created DineOut America, to be a leading publisher of "real time" menu choices, promotional news, events
and special offers from restaurants throughout the United States; as well
as internationally through our affiliate vDineOut.com.
In addition to providing opportunities for restaurants throughout America to fill
tables, DineOut America also provides casual diners,
with a free source of
verified information to enhance their dining experience.
From their home, office, hotel, or while mobile, consumers
can access a local affiliate of DineOut America and view menu
choices, wine dinners, special chef offerings, charity events, or simply
compare special offers to accommodate their breakfast, brunch, lunch,
happy hour and/or dinner plans from hundreds of local area restaurants.
DineOut America, our
mission is to provide the most comprehensive information available. We
don't sell any products or services, you click through to the listed
that. And we don't charge you for the information.
opportunities are available. Just as Google before it with the use of a
“Dutch” auction to price and place it’s shares among investors,DineOut
America intends to use a unique approach and use a Crowd Sharing, also known
as Crowd Funding method of raising equity capital.
Crowd funding (alternately crowd
financing, equity crowdfunding, or hyper funding) describes the collective
cooperation, attention and trust by people who network and pool their money
and other resources together, usually via the internet, to support efforts
initiated by other people or organizations.
Crowd funding occurs for any
variety of purposes, from disaster relief to citizen journalism to artists

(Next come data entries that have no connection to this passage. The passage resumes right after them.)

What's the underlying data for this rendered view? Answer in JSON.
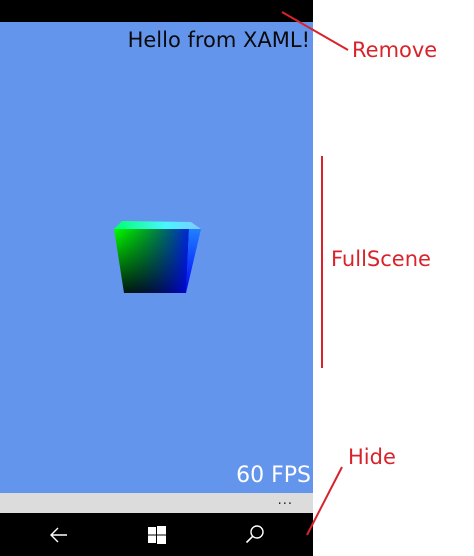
{
  "app": {
    "greeting": "Hello from XAML!",
    "fps_counter": "60 FPS",
    "appbar_more": "..."
  },
  "colors": {
    "scene_background": "#6495ed",
    "annotation": "#d9232b",
    "system_chrome": "#000000",
    "appbar": "#dcdcdc"
  },
  "navigation": {
    "back": "back-arrow-icon",
    "start": "windows-logo-icon",
    "search": "search-icon"
  },
  "annotations": {
    "remove": "Remove",
    "fullscene": "FullScene",
    "hide": "Hide"
  }
}
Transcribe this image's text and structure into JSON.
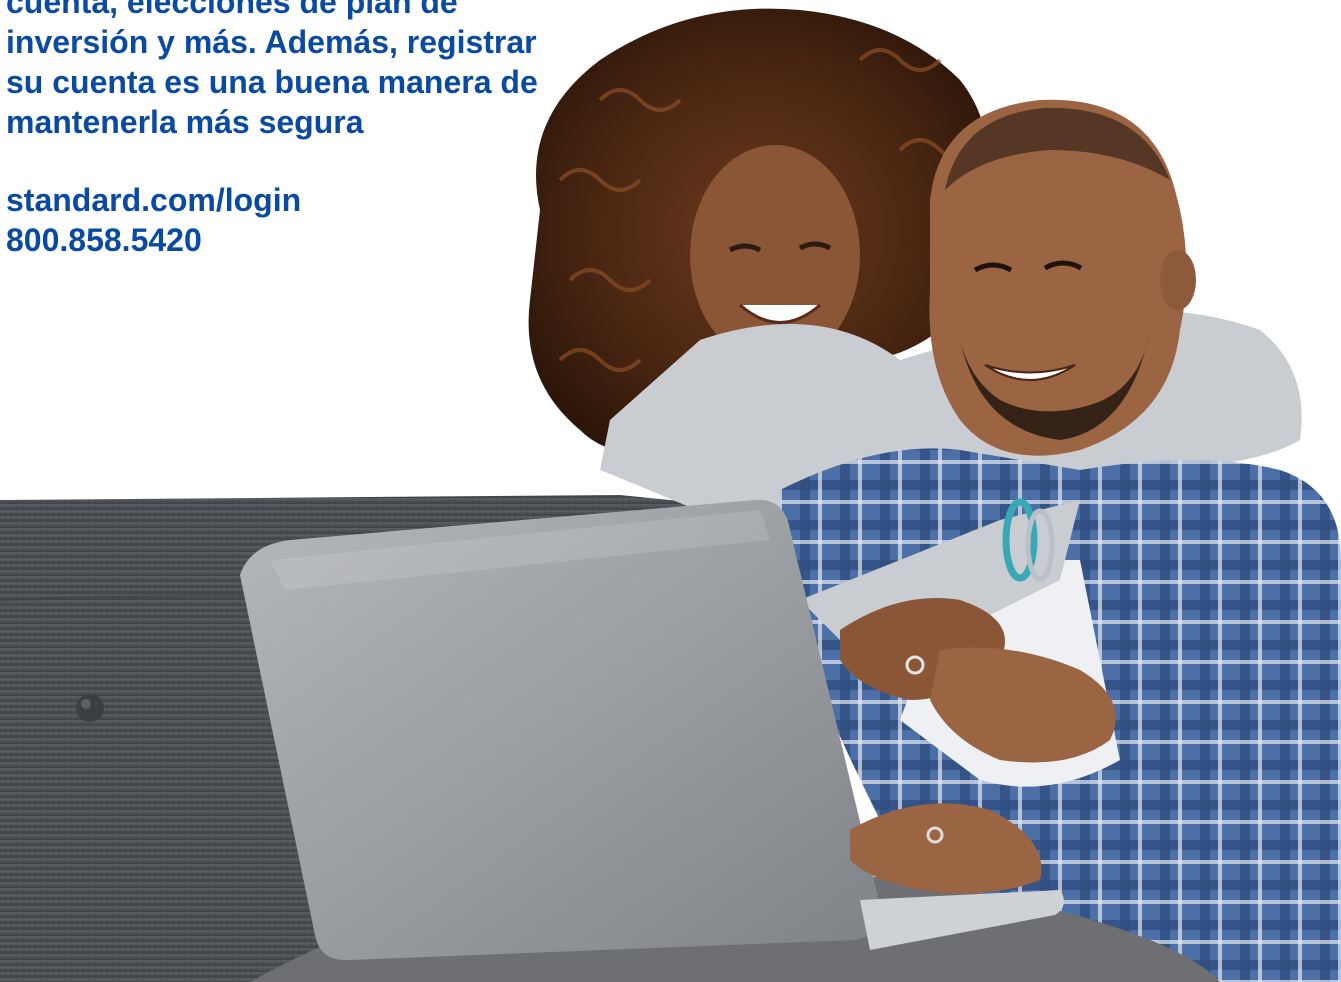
{
  "promo": {
    "lines": [
      "cuenta, elecciones de plan de",
      "inversión y más. Además, registrar",
      "su cuenta es una buena manera de",
      "mantenerla más segura"
    ],
    "website": "standard.com/login",
    "phone": "800.858.5420"
  },
  "photo": {
    "subject": "couple-using-laptop-on-sofa"
  },
  "colors": {
    "brand_text": "#0a4aa3",
    "background": "#ffffff",
    "sofa": "#4e5257",
    "laptop": "#9fa2a6"
  }
}
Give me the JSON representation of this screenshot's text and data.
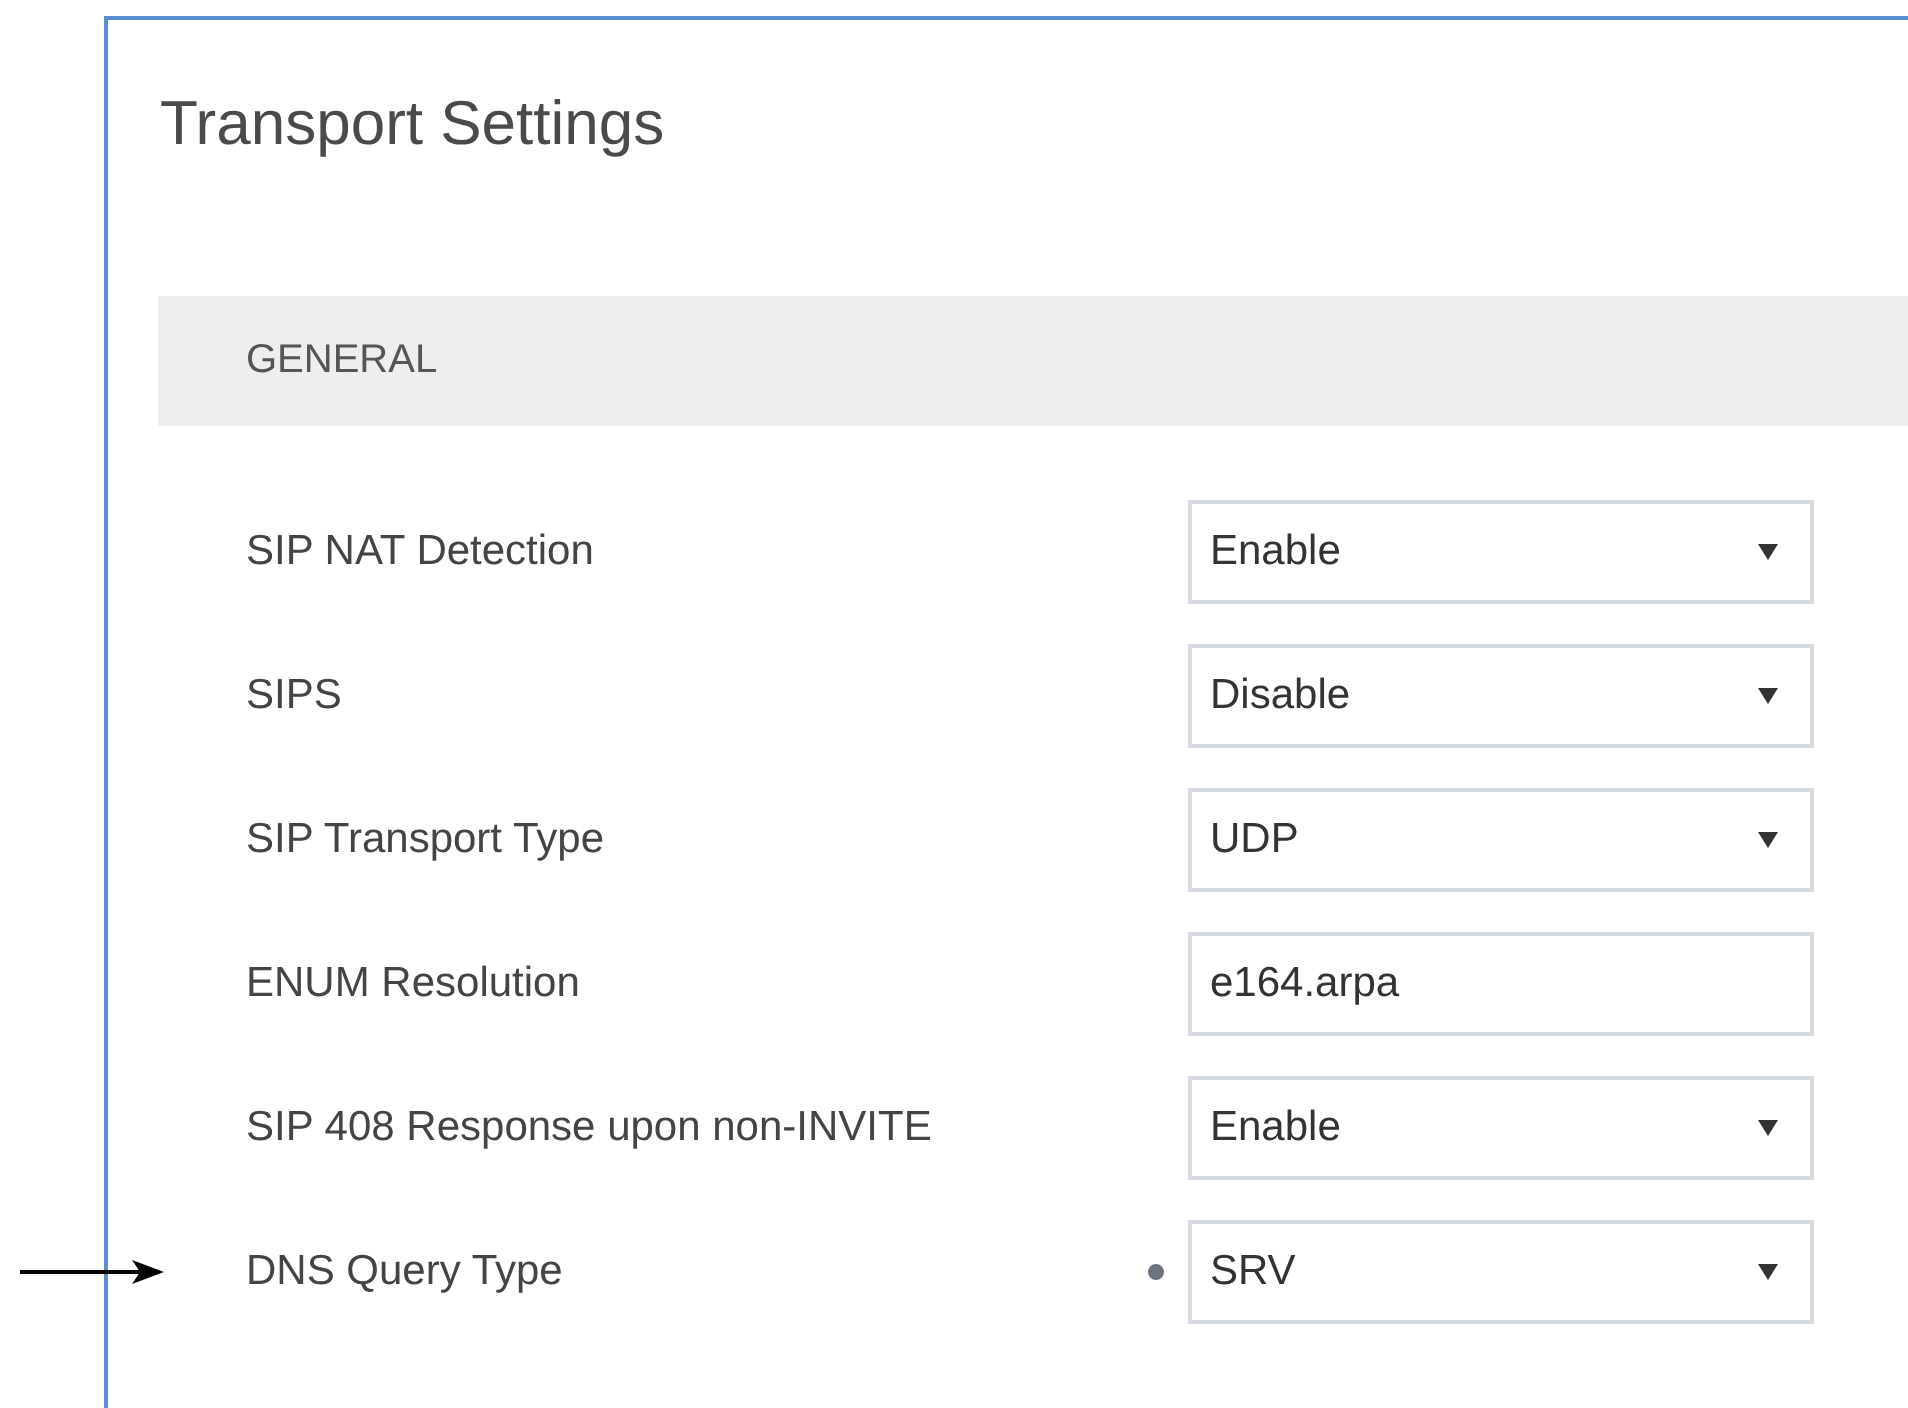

seeking support from fans, to political campaigns, to funding a startup
company, movie or small business or creating free software.her aspect of
crowd funding is tied into the United States of America JOBS Act which
allows for a wider pool of smaller investors with fewer restrictions. The
Act was signed into law by President Obama on April 5, 2012. The U.S.
Securities and Exchange Commission is going to have approximately 270 days
from the enactment date to set forth specific rules and methods to ensure
that funding will actually take place.
Proponents of the crowd funding
approach argue that it allows good ideas which do not fit the pattern
required by conventional financiers to break through and attract cash
through the wisdom of the crowd. If it does achieve "traction" in this way,
not only can the enterprise secure seed funding to begin its project, but it
may also secure evidence of backing from potential customers and benefit
from word of mouth promotion.
A disadvantage to crowd funding
is the possibility of getting ensnared in various securities laws, since
soliciting investments from the general public is most often illegal unless
the opportunity has been filed with an appropriate securities regulatory
authority, such as the Securities and Exchange Commission in the U.S. These
regulators can have different ways of determining what is and what is not a
security but a general rule one can rely on (at least in the U.S.) is the
Howey Test. The Howey Test says that a transaction constitutes an investment
contract (therefore a security) if there is (1) an exchange of money with an
expectation of profits arising from a common enterprise (4) which depends
solely on the efforts of a promoter or third party. Clearly, under this
standard, any crowd sourcing arrangement in which people are asked to
contribute money in exchange for potential profits based on the work of
others would be considered a security. As such, the applicable investment
contract would have to be registered with a regulatory agency (such as the
S.E.C.) unless it qualified for one of several rule-laden exemptions (e.g.,
Regulation A or Rule 506 of Regulation D of the Securities Act of 1933,. The
penalties for a securities violation can vary greatly and depend in large
part on the amount of profit obtained by the "promoter," the damage done to
the investors, and whether a violation is a first time offense. However, a
violation may result in both civil and criminal penalties, a return of any
profit made and sometimes a lifetime ban from work in the securities
industry. According to Section 5 of the Securities Act, it is illegal to
sell any security unless such a sale is accompanied or preceded by a
prospectus that meets the requirements of the Securities Act.
Please review the following documents and
contact Brad Kellmayer via email at
BK@DineOutAmerica.net for further information.